WD40 – WD40 did well as a rust preventer, but it’s not a very good or long-lasting lubricant. Also, as WD-40 dries it leaves behind a residue, so if you use it wipe off any excess and don’t spray it inside the gun where a buildup could cause problems. That means you’ll need another product besides WD40 to use internally, in addition to a cleaning agent like Hoppes #9 solvent. It is a good thing to know if your gun gets soaked and you want something to displace the water (the WD stands for water displacement) and protect it from rust until you get home and clean it.

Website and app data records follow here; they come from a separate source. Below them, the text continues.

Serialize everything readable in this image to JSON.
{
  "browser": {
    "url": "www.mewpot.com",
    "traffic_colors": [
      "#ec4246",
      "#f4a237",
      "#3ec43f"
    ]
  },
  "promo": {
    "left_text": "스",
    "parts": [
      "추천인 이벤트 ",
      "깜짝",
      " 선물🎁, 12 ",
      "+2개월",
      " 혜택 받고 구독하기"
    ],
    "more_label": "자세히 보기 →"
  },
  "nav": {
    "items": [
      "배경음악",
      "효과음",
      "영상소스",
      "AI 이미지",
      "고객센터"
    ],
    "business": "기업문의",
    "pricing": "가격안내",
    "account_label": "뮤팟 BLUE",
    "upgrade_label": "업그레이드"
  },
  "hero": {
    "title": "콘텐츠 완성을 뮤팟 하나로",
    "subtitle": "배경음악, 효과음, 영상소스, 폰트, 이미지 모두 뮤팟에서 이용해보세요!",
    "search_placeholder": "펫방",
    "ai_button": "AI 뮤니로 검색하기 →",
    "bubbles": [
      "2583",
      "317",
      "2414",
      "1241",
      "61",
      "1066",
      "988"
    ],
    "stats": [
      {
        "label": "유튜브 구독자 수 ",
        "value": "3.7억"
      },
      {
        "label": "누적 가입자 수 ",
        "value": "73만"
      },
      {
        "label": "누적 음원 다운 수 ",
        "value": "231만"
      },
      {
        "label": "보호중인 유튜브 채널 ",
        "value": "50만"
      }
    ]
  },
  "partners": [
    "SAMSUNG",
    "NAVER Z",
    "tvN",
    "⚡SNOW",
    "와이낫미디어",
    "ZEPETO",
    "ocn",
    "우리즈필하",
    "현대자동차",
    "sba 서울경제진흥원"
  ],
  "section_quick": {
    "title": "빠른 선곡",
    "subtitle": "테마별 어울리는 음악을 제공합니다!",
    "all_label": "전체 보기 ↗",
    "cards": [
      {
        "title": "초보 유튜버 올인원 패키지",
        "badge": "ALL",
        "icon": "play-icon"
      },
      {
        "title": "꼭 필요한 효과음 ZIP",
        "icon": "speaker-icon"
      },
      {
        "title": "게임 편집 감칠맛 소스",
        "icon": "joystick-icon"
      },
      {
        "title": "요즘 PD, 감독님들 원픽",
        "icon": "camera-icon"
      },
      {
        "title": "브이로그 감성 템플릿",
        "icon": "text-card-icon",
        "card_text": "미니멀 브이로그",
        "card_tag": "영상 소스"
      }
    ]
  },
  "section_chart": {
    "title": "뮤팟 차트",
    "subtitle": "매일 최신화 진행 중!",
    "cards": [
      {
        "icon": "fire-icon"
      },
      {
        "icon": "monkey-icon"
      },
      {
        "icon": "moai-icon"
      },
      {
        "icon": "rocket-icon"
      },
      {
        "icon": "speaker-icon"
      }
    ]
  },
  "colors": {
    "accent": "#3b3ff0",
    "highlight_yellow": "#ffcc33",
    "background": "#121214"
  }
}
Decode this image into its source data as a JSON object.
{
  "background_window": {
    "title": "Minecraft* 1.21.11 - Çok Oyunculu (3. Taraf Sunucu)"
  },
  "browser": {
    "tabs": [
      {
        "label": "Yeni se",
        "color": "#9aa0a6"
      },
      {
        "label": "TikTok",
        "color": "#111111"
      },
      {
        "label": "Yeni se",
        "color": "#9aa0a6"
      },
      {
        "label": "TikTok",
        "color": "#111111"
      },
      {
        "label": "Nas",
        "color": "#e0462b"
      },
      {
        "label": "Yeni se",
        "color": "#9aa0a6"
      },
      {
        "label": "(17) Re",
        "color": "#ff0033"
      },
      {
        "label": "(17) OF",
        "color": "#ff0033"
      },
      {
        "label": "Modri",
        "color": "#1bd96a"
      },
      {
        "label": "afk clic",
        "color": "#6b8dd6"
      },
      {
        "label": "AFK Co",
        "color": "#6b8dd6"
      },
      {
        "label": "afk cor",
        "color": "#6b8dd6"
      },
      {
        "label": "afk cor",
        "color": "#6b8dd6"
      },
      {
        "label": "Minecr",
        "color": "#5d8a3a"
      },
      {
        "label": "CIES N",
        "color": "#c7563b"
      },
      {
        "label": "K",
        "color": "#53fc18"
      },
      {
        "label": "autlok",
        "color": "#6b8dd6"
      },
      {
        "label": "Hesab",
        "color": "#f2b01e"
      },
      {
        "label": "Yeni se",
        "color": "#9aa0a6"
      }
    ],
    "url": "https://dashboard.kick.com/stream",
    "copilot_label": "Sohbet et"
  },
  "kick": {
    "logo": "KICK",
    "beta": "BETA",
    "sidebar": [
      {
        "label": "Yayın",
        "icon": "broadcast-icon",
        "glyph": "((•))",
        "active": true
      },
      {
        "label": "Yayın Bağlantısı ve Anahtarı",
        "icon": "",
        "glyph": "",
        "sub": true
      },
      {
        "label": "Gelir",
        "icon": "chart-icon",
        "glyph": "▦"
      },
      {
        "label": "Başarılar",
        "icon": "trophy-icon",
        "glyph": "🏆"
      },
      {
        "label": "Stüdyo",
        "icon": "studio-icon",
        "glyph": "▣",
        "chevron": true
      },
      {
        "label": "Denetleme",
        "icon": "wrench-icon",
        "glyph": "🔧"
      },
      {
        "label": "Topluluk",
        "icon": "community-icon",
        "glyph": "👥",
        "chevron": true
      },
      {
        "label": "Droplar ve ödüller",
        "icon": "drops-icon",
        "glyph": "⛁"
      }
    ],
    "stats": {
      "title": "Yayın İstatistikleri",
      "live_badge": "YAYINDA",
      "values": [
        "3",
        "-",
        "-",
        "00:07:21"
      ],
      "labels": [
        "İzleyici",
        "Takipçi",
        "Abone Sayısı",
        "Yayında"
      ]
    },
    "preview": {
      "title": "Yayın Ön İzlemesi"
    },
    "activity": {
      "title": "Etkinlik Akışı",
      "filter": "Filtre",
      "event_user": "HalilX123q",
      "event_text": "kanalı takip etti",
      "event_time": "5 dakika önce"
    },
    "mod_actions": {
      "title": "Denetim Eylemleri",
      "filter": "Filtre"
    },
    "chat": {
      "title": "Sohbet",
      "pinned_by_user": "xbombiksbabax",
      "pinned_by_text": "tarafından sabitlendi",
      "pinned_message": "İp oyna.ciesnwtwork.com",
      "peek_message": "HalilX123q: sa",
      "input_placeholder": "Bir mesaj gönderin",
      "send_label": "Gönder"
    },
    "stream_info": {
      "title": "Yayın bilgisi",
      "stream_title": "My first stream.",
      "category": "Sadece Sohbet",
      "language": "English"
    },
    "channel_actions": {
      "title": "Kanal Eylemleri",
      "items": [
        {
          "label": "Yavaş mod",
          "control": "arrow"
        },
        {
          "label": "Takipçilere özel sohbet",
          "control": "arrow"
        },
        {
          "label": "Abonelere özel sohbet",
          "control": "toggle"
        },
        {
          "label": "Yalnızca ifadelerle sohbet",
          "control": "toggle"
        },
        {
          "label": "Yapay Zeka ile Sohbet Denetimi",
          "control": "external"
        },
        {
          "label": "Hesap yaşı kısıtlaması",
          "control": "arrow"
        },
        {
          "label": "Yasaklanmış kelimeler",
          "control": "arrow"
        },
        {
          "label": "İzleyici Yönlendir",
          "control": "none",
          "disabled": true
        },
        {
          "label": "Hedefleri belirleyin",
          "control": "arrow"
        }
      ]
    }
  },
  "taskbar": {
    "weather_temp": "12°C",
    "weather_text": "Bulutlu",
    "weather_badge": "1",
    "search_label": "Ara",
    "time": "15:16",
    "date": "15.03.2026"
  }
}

Breakfree CLP – Me, I use Breakfree CLP nine times out of 10. It’s a cleaner, lubricant and preservative (hence CLP) so I use it for everything: cleaning and protecting the bore, lubricating and protecting internal parts, and wiping down the outside of the gun. It’s available everywhere guns are sold, comes in several spraycan sizes or a bottle small enough to fit in my range bag, and the price is reasonable. Breakfree CLP contains Teflon particles for lubrication. According to the instructions you should shake the container before use to suspend the Teflon. CLP did very well in the tests for rust protection (though not as well in Brownell’s test, for some reason), so I don’t see any reason to buy anything else for routine use.